ShFE's steel rebar contract is a monster. Even though volumes slid by 20% in 2022 and by another 4% in 2023, activity still amounted to a massive 502 million lots last year.

While rebar is used in construction, a persistent weak spot in China's economy, HRC is used more in the manufacturing sector and ShFE volumes grew by 7% last year.

The newer stainless steel contract, launched in 2019, grew at a faster 20% pace, with volumes hitting 43 million lots.

It's not hard to see the attraction to the LME of cross-listing ShFE steel products.

The nickel market blow-out in 2022 created common ground between the London and Shanghai metal exchanges and the two have been working closely to restore trust in their collective nickel pricing model.

Cross-listing ShFE products in London could be a win-win situation for both, although any go-ahead will be dependent on Chinese regulators.
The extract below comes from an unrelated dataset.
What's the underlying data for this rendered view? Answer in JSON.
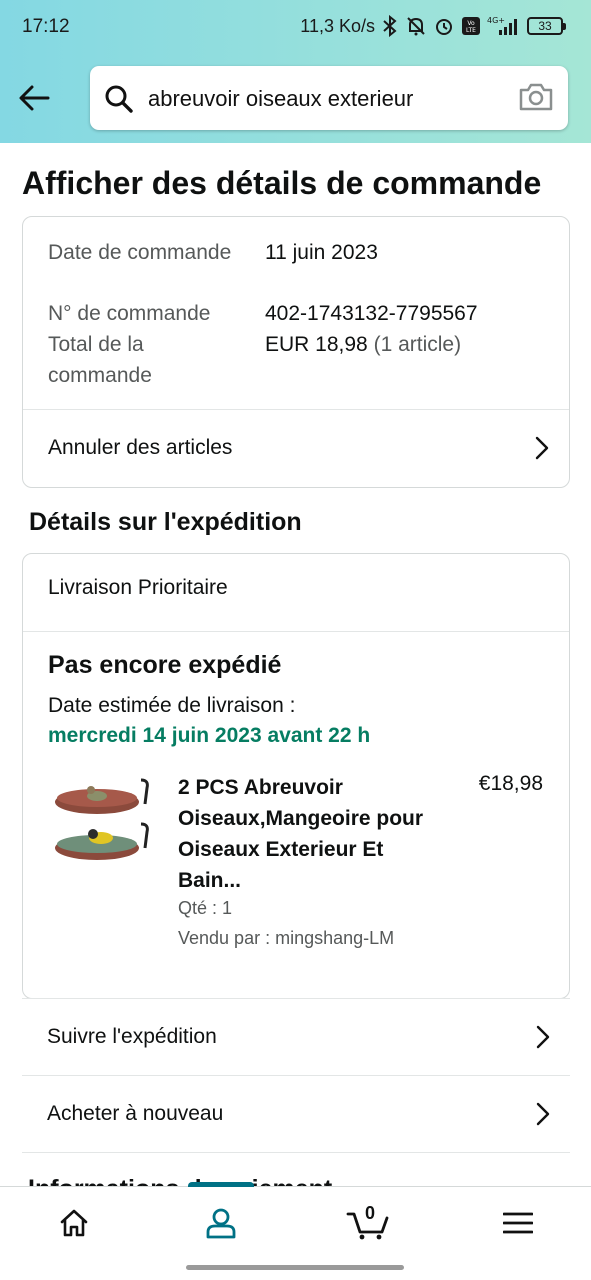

It would be an interesting development for HKEx, which has tried to leverage the LME's international brand into its own cross-border offering.

However, liquidity in its LME-referenced mini-contracts evaporated last year, volumes collapsing from 14,000 in 2022 to just 10.

The Hong Kong exchange has struggled to replicate its success in connecting mainland Chinese and international markets in bonds and stocks in the commodities space.

It looks as if London and Shanghai are going to connect themselves.

The opinions expressed here are those of the author, a columnist for Reuters.

(Editing by Jane Merriman)